• [WHAT YOU SHOULD DO]
What you return should match the data exactly, from the first line to the last.
- - - -
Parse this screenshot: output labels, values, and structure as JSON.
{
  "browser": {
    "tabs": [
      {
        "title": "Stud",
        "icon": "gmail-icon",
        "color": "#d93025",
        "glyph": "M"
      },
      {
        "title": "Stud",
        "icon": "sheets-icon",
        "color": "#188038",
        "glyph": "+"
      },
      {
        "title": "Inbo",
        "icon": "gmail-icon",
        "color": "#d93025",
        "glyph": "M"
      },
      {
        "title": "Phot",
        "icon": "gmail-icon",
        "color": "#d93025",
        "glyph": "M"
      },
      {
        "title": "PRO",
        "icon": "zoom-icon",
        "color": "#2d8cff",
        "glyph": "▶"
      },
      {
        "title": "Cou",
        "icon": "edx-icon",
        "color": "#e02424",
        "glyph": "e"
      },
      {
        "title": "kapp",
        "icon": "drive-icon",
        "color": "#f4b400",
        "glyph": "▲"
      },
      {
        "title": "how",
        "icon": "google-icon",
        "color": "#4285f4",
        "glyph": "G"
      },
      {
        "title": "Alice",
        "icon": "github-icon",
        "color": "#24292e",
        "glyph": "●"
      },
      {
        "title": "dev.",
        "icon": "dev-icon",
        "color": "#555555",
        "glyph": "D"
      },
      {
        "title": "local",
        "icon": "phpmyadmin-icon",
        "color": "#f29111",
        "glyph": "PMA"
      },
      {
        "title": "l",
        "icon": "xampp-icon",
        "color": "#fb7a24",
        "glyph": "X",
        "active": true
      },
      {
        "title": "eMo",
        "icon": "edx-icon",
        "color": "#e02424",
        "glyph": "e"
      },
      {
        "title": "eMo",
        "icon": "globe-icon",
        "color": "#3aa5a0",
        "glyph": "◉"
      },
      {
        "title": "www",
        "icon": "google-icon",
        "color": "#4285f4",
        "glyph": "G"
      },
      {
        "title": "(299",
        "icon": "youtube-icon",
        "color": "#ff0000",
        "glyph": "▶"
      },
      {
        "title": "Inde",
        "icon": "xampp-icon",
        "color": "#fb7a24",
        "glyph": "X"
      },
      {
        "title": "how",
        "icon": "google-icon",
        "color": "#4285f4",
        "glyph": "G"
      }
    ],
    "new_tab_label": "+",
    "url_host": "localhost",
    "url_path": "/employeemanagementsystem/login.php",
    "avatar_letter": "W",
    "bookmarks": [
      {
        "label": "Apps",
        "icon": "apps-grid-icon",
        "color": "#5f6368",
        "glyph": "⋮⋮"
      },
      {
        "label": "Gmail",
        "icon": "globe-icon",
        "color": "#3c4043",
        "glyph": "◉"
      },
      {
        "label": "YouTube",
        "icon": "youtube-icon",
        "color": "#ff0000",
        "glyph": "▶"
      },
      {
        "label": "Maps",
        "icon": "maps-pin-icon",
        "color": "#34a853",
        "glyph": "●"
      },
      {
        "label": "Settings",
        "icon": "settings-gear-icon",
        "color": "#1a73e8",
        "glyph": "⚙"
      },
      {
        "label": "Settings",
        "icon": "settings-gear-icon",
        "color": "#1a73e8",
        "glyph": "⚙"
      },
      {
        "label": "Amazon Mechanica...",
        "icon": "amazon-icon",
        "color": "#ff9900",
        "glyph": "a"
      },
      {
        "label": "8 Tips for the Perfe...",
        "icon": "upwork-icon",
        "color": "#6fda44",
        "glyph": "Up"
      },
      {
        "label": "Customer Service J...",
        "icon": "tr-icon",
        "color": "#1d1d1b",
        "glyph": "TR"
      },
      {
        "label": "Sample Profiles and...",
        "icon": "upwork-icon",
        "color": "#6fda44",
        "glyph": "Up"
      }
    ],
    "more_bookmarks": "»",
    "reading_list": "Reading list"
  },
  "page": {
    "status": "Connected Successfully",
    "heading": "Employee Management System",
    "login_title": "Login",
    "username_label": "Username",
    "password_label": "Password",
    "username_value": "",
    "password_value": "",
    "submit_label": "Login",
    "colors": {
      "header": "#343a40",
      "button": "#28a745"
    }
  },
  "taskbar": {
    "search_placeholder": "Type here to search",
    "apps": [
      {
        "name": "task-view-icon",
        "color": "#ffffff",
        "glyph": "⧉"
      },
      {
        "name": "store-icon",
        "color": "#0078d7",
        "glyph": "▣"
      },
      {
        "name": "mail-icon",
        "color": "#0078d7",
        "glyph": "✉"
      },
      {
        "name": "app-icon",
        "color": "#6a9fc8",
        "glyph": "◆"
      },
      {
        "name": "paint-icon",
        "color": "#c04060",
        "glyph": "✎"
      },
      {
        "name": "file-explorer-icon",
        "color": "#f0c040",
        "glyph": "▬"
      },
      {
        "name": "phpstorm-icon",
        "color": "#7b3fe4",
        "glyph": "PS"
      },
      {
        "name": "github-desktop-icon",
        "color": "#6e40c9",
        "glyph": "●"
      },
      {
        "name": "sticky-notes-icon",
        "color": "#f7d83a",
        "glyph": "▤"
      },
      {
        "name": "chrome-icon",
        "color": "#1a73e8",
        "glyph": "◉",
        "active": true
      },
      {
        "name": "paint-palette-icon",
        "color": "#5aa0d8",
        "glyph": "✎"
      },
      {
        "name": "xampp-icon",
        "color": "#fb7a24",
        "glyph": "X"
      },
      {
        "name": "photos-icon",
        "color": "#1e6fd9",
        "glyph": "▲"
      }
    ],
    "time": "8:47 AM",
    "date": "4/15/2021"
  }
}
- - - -
• [RESPONSE TO THIS EXERCISE]
Parse this screenshot: output labels, values, and structure as JSON.
{
  "browser": {
    "tabs": [
      {
        "title": "Stud",
        "icon": "gmail-icon",
        "color": "#d93025",
        "glyph": "M"
      },
      {
        "title": "Stud",
        "icon": "sheets-icon",
        "color": "#188038",
        "glyph": "+"
      },
      {
        "title": "Inbo",
        "icon": "gmail-icon",
        "color": "#d93025",
        "glyph": "M"
      },
      {
        "title": "Phot",
        "icon": "gmail-icon",
        "color": "#d93025",
        "glyph": "M"
      },
      {
        "title": "PRO",
        "icon": "zoom-icon",
        "color": "#2d8cff",
        "glyph": "▶"
      },
      {
        "title": "Cou",
        "icon": "edx-icon",
        "color": "#e02424",
        "glyph": "e"
      },
      {
        "title": "kapp",
        "icon": "drive-icon",
        "color": "#f4b400",
        "glyph": "▲"
      },
      {
        "title": "how",
        "icon": "google-icon",
        "color": "#4285f4",
        "glyph": "G"
      },
      {
        "title": "Alice",
        "icon": "github-icon",
        "color": "#24292e",
        "glyph": "●"
      },
      {
        "title": "dev.",
        "icon": "dev-icon",
        "color": "#555555",
        "glyph": "D"
      },
      {
        "title": "local",
        "icon": "phpmyadmin-icon",
        "color": "#f29111",
        "glyph": "PMA"
      },
      {
        "title": "l",
        "icon": "xampp-icon",
        "color": "#fb7a24",
        "glyph": "X",
        "active": true
      },
      {
        "title": "eMo",
        "icon": "edx-icon",
        "color": "#e02424",
        "glyph": "e"
      },
      {
        "title": "eMo",
        "icon": "globe-icon",
        "color": "#3aa5a0",
        "glyph": "◉"
      },
      {
        "title": "www",
        "icon": "google-icon",
        "color": "#4285f4",
        "glyph": "G"
      },
      {
        "title": "(299",
        "icon": "youtube-icon",
        "color": "#ff0000",
        "glyph": "▶"
      },
      {
        "title": "Inde",
        "icon": "xampp-icon",
        "color": "#fb7a24",
        "glyph": "X"
      },
      {
        "title": "how",
        "icon": "google-icon",
        "color": "#4285f4",
        "glyph": "G"
      }
    ],
    "new_tab_label": "+",
    "url_host": "localhost",
    "url_path": "/employeemanagementsystem/login.php",
    "avatar_letter": "W",
    "bookmarks": [
      {
        "label": "Apps",
        "icon": "apps-grid-icon",
        "color": "#5f6368",
        "glyph": "⋮⋮"
      },
      {
        "label": "Gmail",
        "icon": "globe-icon",
        "color": "#3c4043",
        "glyph": "◉"
      },
      {
        "label": "YouTube",
        "icon": "youtube-icon",
        "color": "#ff0000",
        "glyph": "▶"
      },
      {
        "label": "Maps",
        "icon": "maps-pin-icon",
        "color": "#34a853",
        "glyph": "●"
      },
      {
        "label": "Settings",
        "icon": "settings-gear-icon",
        "color": "#1a73e8",
        "glyph": "⚙"
      },
      {
        "label": "Settings",
        "icon": "settings-gear-icon",
        "color": "#1a73e8",
        "glyph": "⚙"
      },
      {
        "label": "Amazon Mechanica...",
        "icon": "amazon-icon",
        "color": "#ff9900",
        "glyph": "a"
      },
      {
        "label": "8 Tips for the Perfe...",
        "icon": "upwork-icon",
        "color": "#6fda44",
        "glyph": "Up"
      },
      {
        "label": "Customer Service J...",
        "icon": "tr-icon",
        "color": "#1d1d1b",
        "glyph": "TR"
      },
      {
        "label": "Sample Profiles and...",
        "icon": "upwork-icon",
        "color": "#6fda44",
        "glyph": "Up"
      }
    ],
    "more_bookmarks": "»",
    "reading_list": "Reading list"
  },
  "page": {
    "status": "Connected Successfully",
    "heading": "Employee Management System",
    "login_title": "Login",
    "username_label": "Username",
    "password_label": "Password",
    "username_value": "",
    "password_value": "",
    "submit_label": "Login",
    "colors": {
      "header": "#343a40",
      "button": "#28a745"
    }
  },
  "taskbar": {
    "search_placeholder": "Type here to search",
    "apps": [
      {
        "name": "task-view-icon",
        "color": "#ffffff",
        "glyph": "⧉"
      },
      {
        "name": "store-icon",
        "color": "#0078d7",
        "glyph": "▣"
      },
      {
        "name": "mail-icon",
        "color": "#0078d7",
        "glyph": "✉"
      },
      {
        "name": "app-icon",
        "color": "#6a9fc8",
        "glyph": "◆"
      },
      {
        "name": "paint-icon",
        "color": "#c04060",
        "glyph": "✎"
      },
      {
        "name": "file-explorer-icon",
        "color": "#f0c040",
        "glyph": "▬"
      },
      {
        "name": "phpstorm-icon",
        "color": "#7b3fe4",
        "glyph": "PS"
      },
      {
        "name": "github-desktop-icon",
        "color": "#6e40c9",
        "glyph": "●"
      },
      {
        "name": "sticky-notes-icon",
        "color": "#f7d83a",
        "glyph": "▤"
      },
      {
        "name": "chrome-icon",
        "color": "#1a73e8",
        "glyph": "◉",
        "active": true
      },
      {
        "name": "paint-palette-icon",
        "color": "#5aa0d8",
        "glyph": "✎"
      },
      {
        "name": "xampp-icon",
        "color": "#fb7a24",
        "glyph": "X"
      },
      {
        "name": "photos-icon",
        "color": "#1e6fd9",
        "glyph": "▲"
      }
    ],
    "time": "8:47 AM",
    "date": "4/15/2021"
  }
}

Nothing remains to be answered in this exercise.